"""

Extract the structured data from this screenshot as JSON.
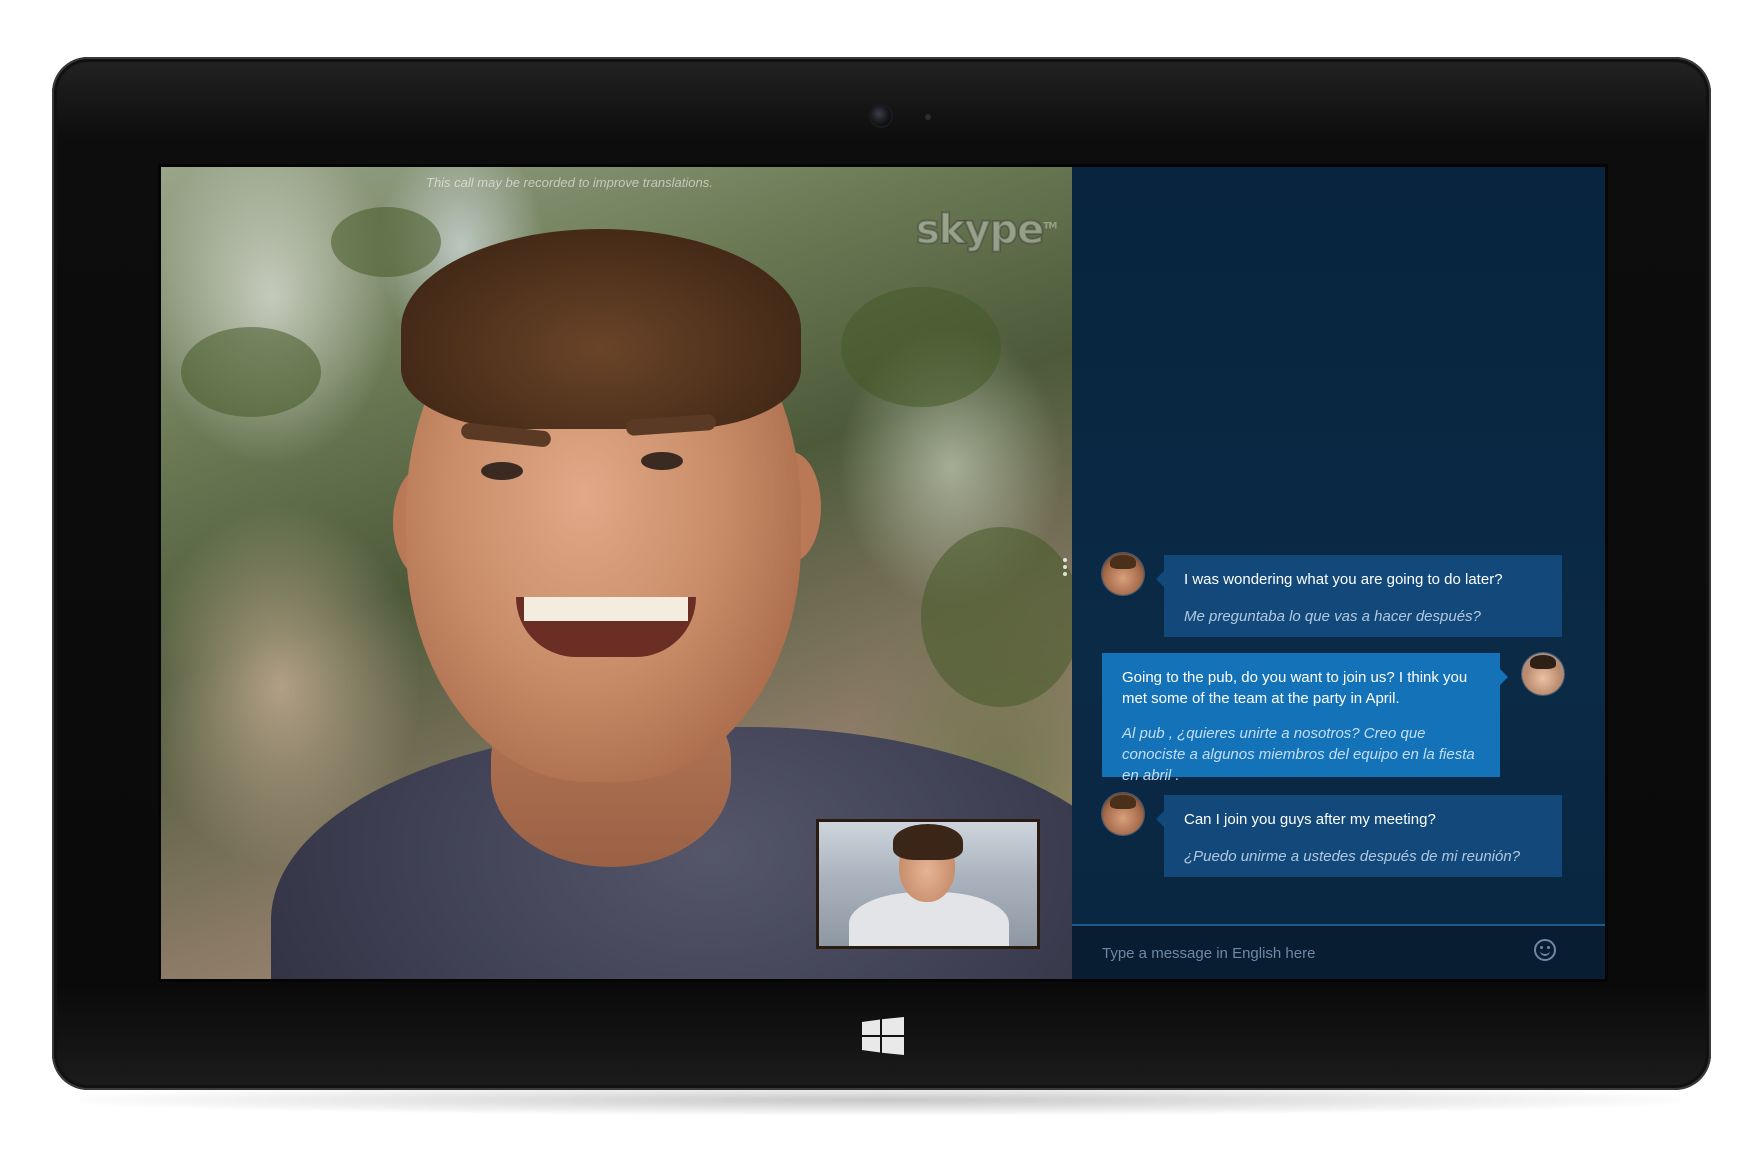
{
  "call": {
    "recording_notice": "This call may be recorded to improve translations.",
    "brand_logo": "skype",
    "brand_mark": "TM"
  },
  "chat": {
    "messages": [
      {
        "direction": "incoming",
        "text": "I was wondering what you are going to do later?",
        "translation": "Me preguntaba lo que vas a hacer después?"
      },
      {
        "direction": "outgoing",
        "text": "Going to the pub, do you want to join us? I think you met some of the team at the party in April.",
        "translation": "Al pub , ¿quieres unirte a nosotros? Creo que conociste a algunos miembros del equipo en la fiesta en abril ."
      },
      {
        "direction": "incoming",
        "text": "Can I join you guys after my meeting?",
        "translation": "¿Puedo unirme a ustedes después de mi reunión?"
      }
    ],
    "composer": {
      "placeholder": "Type a message in English here",
      "value": ""
    }
  },
  "icons": {
    "emoji": "smiley-icon",
    "panel_handle": "more-vertical-icon",
    "start": "windows-logo-icon",
    "camera": "camera-lens-icon"
  },
  "colors": {
    "chat_background": "#08243e",
    "incoming_bubble": "#12497a",
    "outgoing_bubble": "#1473b8",
    "composer_border": "#1a5a8e"
  }
}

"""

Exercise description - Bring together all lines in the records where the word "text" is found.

Task answer -
        "text": "I was wondering what you are going to do later?",
        "text": "Going to the pub, do you want to join us? I think you met some of the team at the party in April.",
        "text": "Can I join you guys after my meeting?",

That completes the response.